Published 3:31 pm Wednesday, March 29, 2006
The water war between Alabama, Georgia and Florida continues to rage after more than a decade.
It appeared that a settlement had been reached two years ago and the papers were prepared for signing, but last-minute negotiations failed and there has been no more progress made for an amicable peace treaty.
The state of Georgia is the villain in the deal.
The bottom line is that Georgia does not really want a treaty because the culprit of the entire problem is the Atlanta metropolitan area.
This metropolis is eating up all of the water needed by all three states.
This dispute actually dates back to 1990 when Alabama filed a lawsuit to try to stop Atlanta from using all of the water from the Coosa and Tallapoosa Rivers and also Lake Lanier in Georgia.
The lawsuit was put on hold after the states agreed to sit down and negotiate, leading to a comprehensive study commission and then to compact negotiations from all sides agreeing to come to a resolution.
The commissioners from all states have made progress while the suit has been stayed.
This went on from 1991 through 1998.

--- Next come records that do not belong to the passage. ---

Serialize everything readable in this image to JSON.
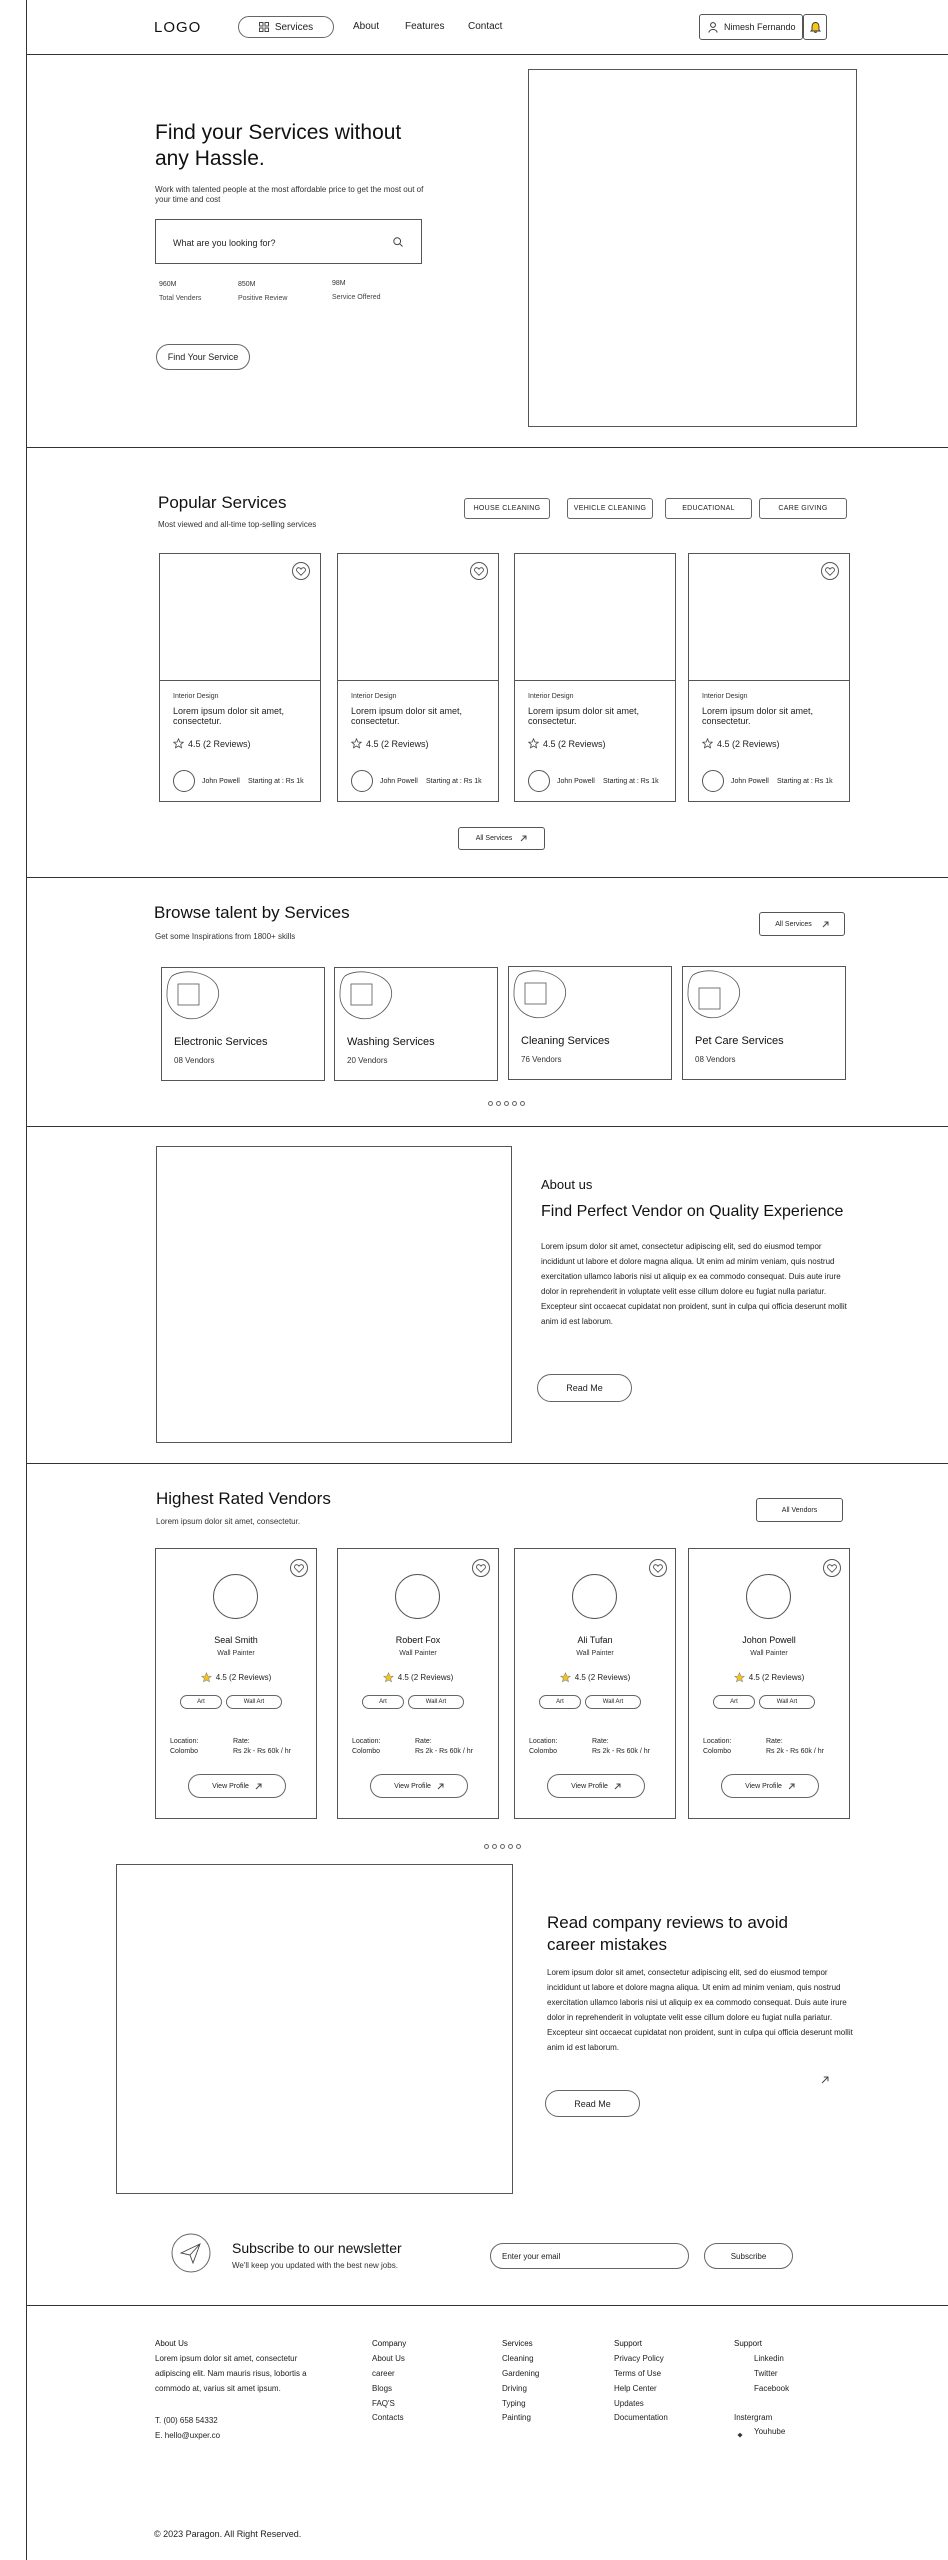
{
  "header": {
    "logo": "LOGO",
    "nav": {
      "services": "Services",
      "about": "About",
      "features": "Features",
      "contact": "Contact"
    },
    "user_name": "Nimesh Fernando"
  },
  "hero": {
    "title": "Find your Services  without any Hassle.",
    "subtitle": "Work with talented people at the most affordable price to get the most out of your time and cost",
    "search_placeholder": "What are you looking for?",
    "stats": [
      {
        "value": "960M",
        "label": "Total Venders"
      },
      {
        "value": "850M",
        "label": "Positive Review"
      },
      {
        "value": "98M",
        "label": "Service Offered"
      }
    ],
    "cta": "Find Your Service"
  },
  "popular": {
    "title": "Popular Services",
    "subtitle": "Most viewed and all-time top-selling services",
    "categories": [
      "HOUSE CLEANING",
      "VEHICLE CLEANING",
      "EDUCATIONAL",
      "CARE GIVING"
    ],
    "cards": [
      {
        "category": "Interior Design",
        "desc": "Lorem ipsum dolor sit amet, consectetur.",
        "rating": "4.5 (2 Reviews)",
        "author": "John Powell",
        "price": "Starting at : Rs 1k"
      },
      {
        "category": "Interior Design",
        "desc": "Lorem ipsum dolor sit amet, consectetur.",
        "rating": "4.5 (2 Reviews)",
        "author": "John Powell",
        "price": "Starting at : Rs 1k"
      },
      {
        "category": "Interior Design",
        "desc": "Lorem ipsum dolor sit amet, consectetur.",
        "rating": "4.5 (2 Reviews)",
        "author": "John Powell",
        "price": "Starting at : Rs 1k"
      },
      {
        "category": "Interior Design",
        "desc": "Lorem ipsum dolor sit amet, consectetur.",
        "rating": "4.5 (2 Reviews)",
        "author": "John Powell",
        "price": "Starting at : Rs 1k"
      }
    ],
    "all_services": "All Services"
  },
  "browse": {
    "title": "Browse talent by Services",
    "subtitle": "Get some Inspirations from 1800+ skills",
    "all_services": "All  Services",
    "items": [
      {
        "name": "Electronic Services",
        "count": "08 Vendors"
      },
      {
        "name": "Washing Services",
        "count": "20 Vendors"
      },
      {
        "name": "Cleaning Services",
        "count": "76 Vendors"
      },
      {
        "name": "Pet Care Services",
        "count": "08 Vendors"
      }
    ]
  },
  "about": {
    "kicker": "About us",
    "title": "Find Perfect Vendor on Quality Experience",
    "body": "Lorem ipsum dolor sit amet, consectetur adipiscing elit, sed do eiusmod tempor incididunt ut labore et dolore magna aliqua. Ut enim ad minim veniam, quis nostrud  exercitation ullamco laboris nisi ut aliquip ex ea commodo consequat. Duis aute irure dolor in reprehenderit in voluptate velit esse cillum dolore eu fugiat nulla pariatur. Excepteur sint occaecat cupidatat non proident, sunt in culpa qui officia deserunt mollit anim id est laborum.",
    "cta": "Read Me"
  },
  "vendors": {
    "title": "Highest Rated Vendors",
    "subtitle": "Lorem ipsum dolor sit amet, consectetur.",
    "all_vendors": "All Vendors",
    "items": [
      {
        "name": "Seal Smith",
        "role": "Wall Painter",
        "rating": "4.5 (2 Reviews)",
        "tag1": "Art",
        "tag2": "Wall Art",
        "location_label": "Location:",
        "location": "Colombo",
        "rate_label": "Rate:",
        "rate": "Rs 2k - Rs 60k / hr",
        "cta": "View Profile"
      },
      {
        "name": "Robert Fox",
        "role": "Wall Painter",
        "rating": "4.5 (2 Reviews)",
        "tag1": "Art",
        "tag2": "Wall Art",
        "location_label": "Location:",
        "location": "Colombo",
        "rate_label": "Rate:",
        "rate": "Rs 2k - Rs 60k / hr",
        "cta": "View Profile"
      },
      {
        "name": "Ali Tufan",
        "role": "Wall Painter",
        "rating": "4.5 (2 Reviews)",
        "tag1": "Art",
        "tag2": "Wall Art",
        "location_label": "Location:",
        "location": "Colombo",
        "rate_label": "Rate:",
        "rate": "Rs 2k - Rs 60k / hr",
        "cta": "View Profile"
      },
      {
        "name": "Johon Powell",
        "role": "Wall Painter",
        "rating": "4.5 (2 Reviews)",
        "tag1": "Art",
        "tag2": "Wall Art",
        "location_label": "Location:",
        "location": "Colombo",
        "rate_label": "Rate:",
        "rate": "Rs 2k - Rs 60k / hr",
        "cta": "View Profile"
      }
    ],
    "star_color": "#f5c518"
  },
  "reviews": {
    "title": "Read company reviews to avoid career mistakes",
    "body": "Lorem ipsum dolor sit amet, consectetur adipiscing elit, sed do eiusmod tempor incididunt ut labore et dolore magna aliqua. Ut enim ad minim veniam, quis nostrud  exercitation ullamco laboris nisi ut aliquip ex ea commodo consequat. Duis aute irure dolor in reprehenderit in voluptate velit esse cillum dolore eu fugiat nulla pariatur. Excepteur sint occaecat cupidatat non proident, sunt in culpa qui officia deserunt mollit anim id est laborum.",
    "cta": "Read Me"
  },
  "newsletter": {
    "title": "Subscribe to our newsletter",
    "subtitle": "We'll keep you updated with the best new jobs.",
    "placeholder": "Enter your email",
    "cta": "Subscribe"
  },
  "footer": {
    "about_heading": "About Us",
    "about_text": "Lorem ipsum dolor sit amet, consectetur adipiscing elit. Nam mauris risus, lobortis a commodo at, varius sit amet ipsum.",
    "phone": "T. (00) 658 54332",
    "email": "E. hello@uxper.co",
    "company": {
      "heading": "Company",
      "links": [
        "About Us",
        "career",
        "Blogs",
        "FAQ'S",
        "Contacts"
      ]
    },
    "services": {
      "heading": "Services",
      "links": [
        "Cleaning",
        "Gardening",
        "Driving",
        "Typing",
        "Painting"
      ]
    },
    "support": {
      "heading": "Support",
      "links": [
        "Privacy Policy",
        "Terms of Use",
        "Help Center",
        "Updates",
        "Documentation"
      ]
    },
    "social": {
      "heading": "Support",
      "links": [
        "Linkedin",
        "Twitter",
        "Facebook"
      ],
      "instagram": "Instergram",
      "youtube": "Youhube"
    },
    "copyright": "© 2023 Paragon. All Right Reserved."
  }
}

The states' delegates ironed out temporary agreements during this seven-year period, which allowed for existing water users to be able to increase water withdrawal amounts to meet reasonable needs over the period of time necessary for the states to negotiate a solution.

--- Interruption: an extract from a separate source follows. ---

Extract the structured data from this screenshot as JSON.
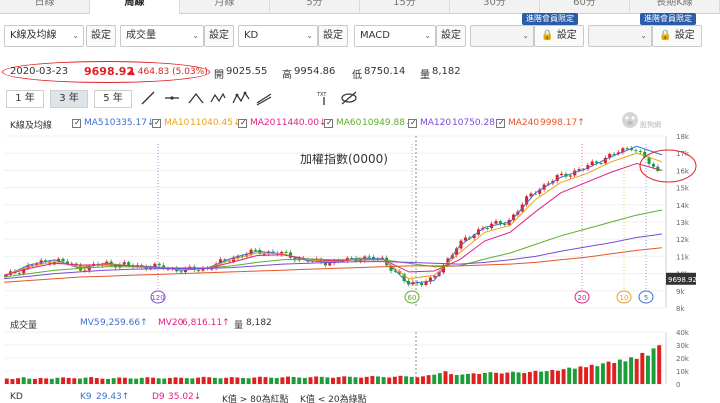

Therefore, the delegates agreed to a live and let live provision accommodating increases in water needs.
The ultimate goal was to develop an allocation formula for the equitable apportionment of surface waters by Dec. 31, 1998.

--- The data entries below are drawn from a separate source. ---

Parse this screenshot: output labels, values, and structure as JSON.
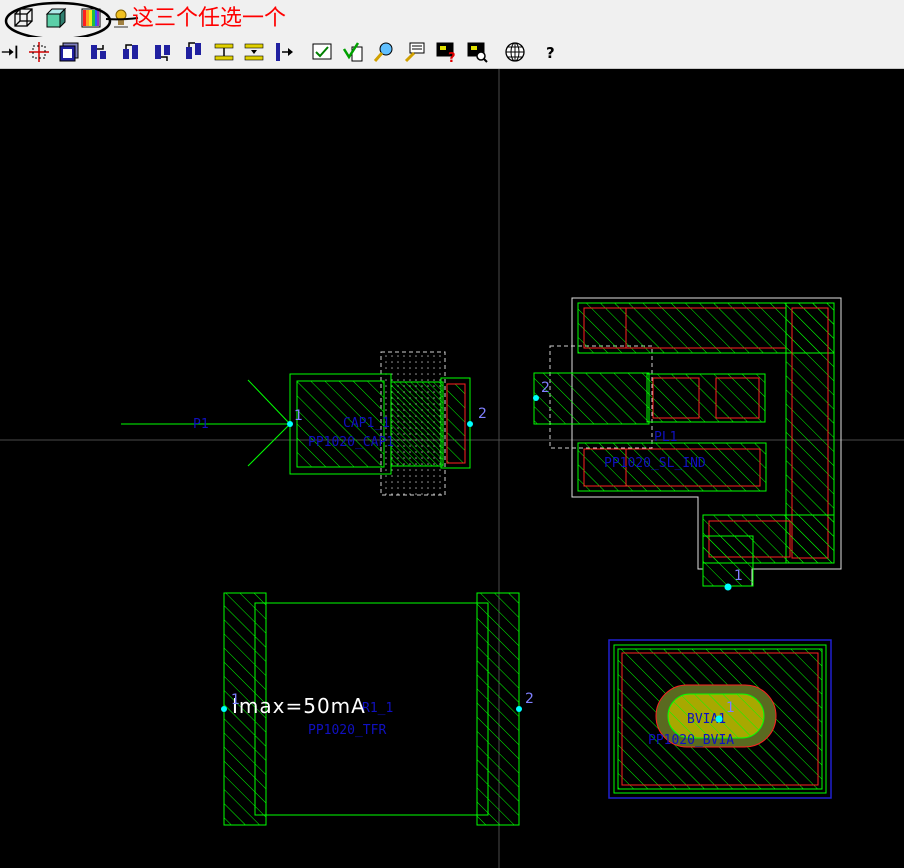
{
  "toolbar_top": {
    "annotation": "这三个任选一个",
    "buttons": [
      {
        "name": "wireframe-view-icon"
      },
      {
        "name": "solid-3d-view-icon"
      },
      {
        "name": "color-layer-view-icon"
      },
      {
        "name": "lamp-icon"
      }
    ]
  },
  "toolbar_second": {
    "buttons": [
      "pin-arrow-icon",
      "cross-grid-icon",
      "stack-view-icon",
      "layout-tool-a-icon",
      "layout-tool-b-icon",
      "layout-tool-c-icon",
      "layout-tool-d-icon",
      "align-center-icon",
      "align-center-alt-icon",
      "insert-arrow-icon",
      "edit-check-icon",
      "check-verify-icon",
      "magnify-search-icon",
      "highlight-icon",
      "question-board-icon",
      "zoom-board-icon",
      "globe-grid-icon",
      "help-icon"
    ],
    "help_glyph": "?"
  },
  "canvas": {
    "colors": {
      "background": "#000000",
      "trace": "#00ff00",
      "outline": "#ffffff",
      "red": "#ff2020",
      "blue": "#1010c0",
      "pin": "#00ffff"
    },
    "port": {
      "name": "P1"
    },
    "capacitor": {
      "name": "CAP1_1",
      "model": "PP1020_CAP1",
      "pin1": "1",
      "pin2": "2"
    },
    "inductor": {
      "name": "PL1",
      "model": "PP1020_SL_IND",
      "pin1": "1",
      "pin2": "2"
    },
    "resistor": {
      "name": "R1_1",
      "model": "PP1020_TFR",
      "pin1": "1",
      "pin2": "2",
      "imax": "Imax=50mA"
    },
    "via": {
      "name": "BVIA1",
      "model": "PP1020_BVIA",
      "pin1": "1"
    }
  }
}
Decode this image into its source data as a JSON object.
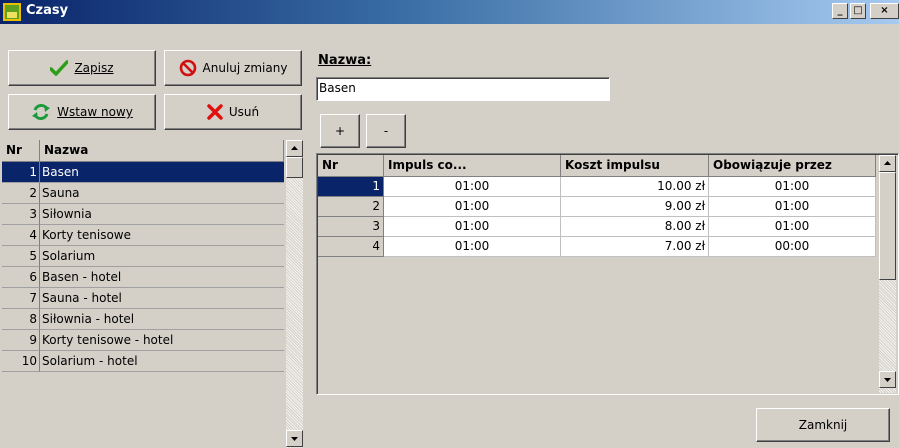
{
  "window": {
    "title": "Czasy",
    "minimize": "_",
    "maximize": "□",
    "close": "×"
  },
  "toolbar": {
    "save_label": "Zapisz",
    "cancel_label": "Anuluj zmiany",
    "insert_label": "Wstaw nowy",
    "delete_label": "Usuń"
  },
  "list": {
    "columns": [
      "Nr",
      "Nazwa"
    ],
    "rows": [
      {
        "nr": "1",
        "name": "Basen"
      },
      {
        "nr": "2",
        "name": "Sauna"
      },
      {
        "nr": "3",
        "name": "Siłownia"
      },
      {
        "nr": "4",
        "name": "Korty tenisowe"
      },
      {
        "nr": "5",
        "name": "Solarium"
      },
      {
        "nr": "6",
        "name": "Basen - hotel"
      },
      {
        "nr": "7",
        "name": "Sauna - hotel"
      },
      {
        "nr": "8",
        "name": "Siłownia - hotel"
      },
      {
        "nr": "9",
        "name": "Korty tenisowe - hotel"
      },
      {
        "nr": "10",
        "name": "Solarium - hotel"
      }
    ],
    "selected_index": 0
  },
  "detail": {
    "name_label": "Nazwa:",
    "name_value": "Basen",
    "add_label": "+",
    "remove_label": "-",
    "grid": {
      "columns": [
        "Nr",
        "Impuls co...",
        "Koszt impulsu",
        "Obowiązuje przez"
      ],
      "rows": [
        [
          "1",
          "01:00",
          "10.00 zł",
          "01:00"
        ],
        [
          "2",
          "01:00",
          "9.00 zł",
          "01:00"
        ],
        [
          "3",
          "01:00",
          "8.00 zł",
          "01:00"
        ],
        [
          "4",
          "01:00",
          "7.00 zł",
          "00:00"
        ]
      ]
    },
    "close_label": "Zamknij"
  },
  "icons": {
    "save": "checkmark-icon",
    "cancel": "no-entry-icon",
    "insert": "refresh-icon",
    "delete": "x-mark-icon"
  },
  "colors": {
    "selection": "#0a246a",
    "save_icon": "#2e9e1a",
    "cancel_icon": "#d01010",
    "insert_icon": "#1a9a3a",
    "delete_icon": "#e01010"
  }
}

After these preliminary efforts ended, several lawsuits were filed.
Ultimately two parties who have significant vested interests in the water war, Alabama Power and the Army Corps of Engineers, have been invited into the legal fray.
In July of 2005 Alabama Power filed an application with the Federal Energy Regulatory Commission which reflected over four years of work in cooperation with the many stakeholders who live around the affected lakes.
As a good corporate citizen, the power company was trying to help the folks around their lakes with a request to keep the water levels the same year round, even if it cost them money.
Therefore, one of the central changes in the Coosa River projects would be to raise the lake levels during the winter time.
To make this change would require an analysis of the flood control capabilities of the Weiss, Henry and Logan Martin Lakes.
This application for maintaining these water levels is on hold pending the Corps of Engineers approval.
In September of 2005 the Corps of Engineers notified the Federal Energy Regulator Commission that because they and Alabama Power were both parties to the pending lawsuits they could no longer participate in the relicensing process and that they could not have any discussions with Alabama Power regarding the Coosa and Tallapoosa Rivers.
As a result, for the time being Alabama Power's ability to raise the water levels at Lakes Logan Martin, Weiss, and Henry is thwarted.
Another albatross created by the never-ending tri-state “water war.”
In the meanwhile on the Legislative front a major accomplishment is surfacing in the form of landmark progressive tax reform to relieve a black eye in our regressive income tax laws.
Currently Alabamians began paying income tax at $4,600 per year, the lowest in the nation.
Under the Knight-Lindsey Plan, which passed the House law week, the threshold will move a family of four from $4,600 to $12,000 before they would began paying any Alabama income tax.
Under the plan, a family of four with an income of $15,000 per year would save $260.
This Legislation is on a fast track, and if passed by the Senate, it will be a significant accomplishment for this election year session, which ends in three weeks.
See you next week.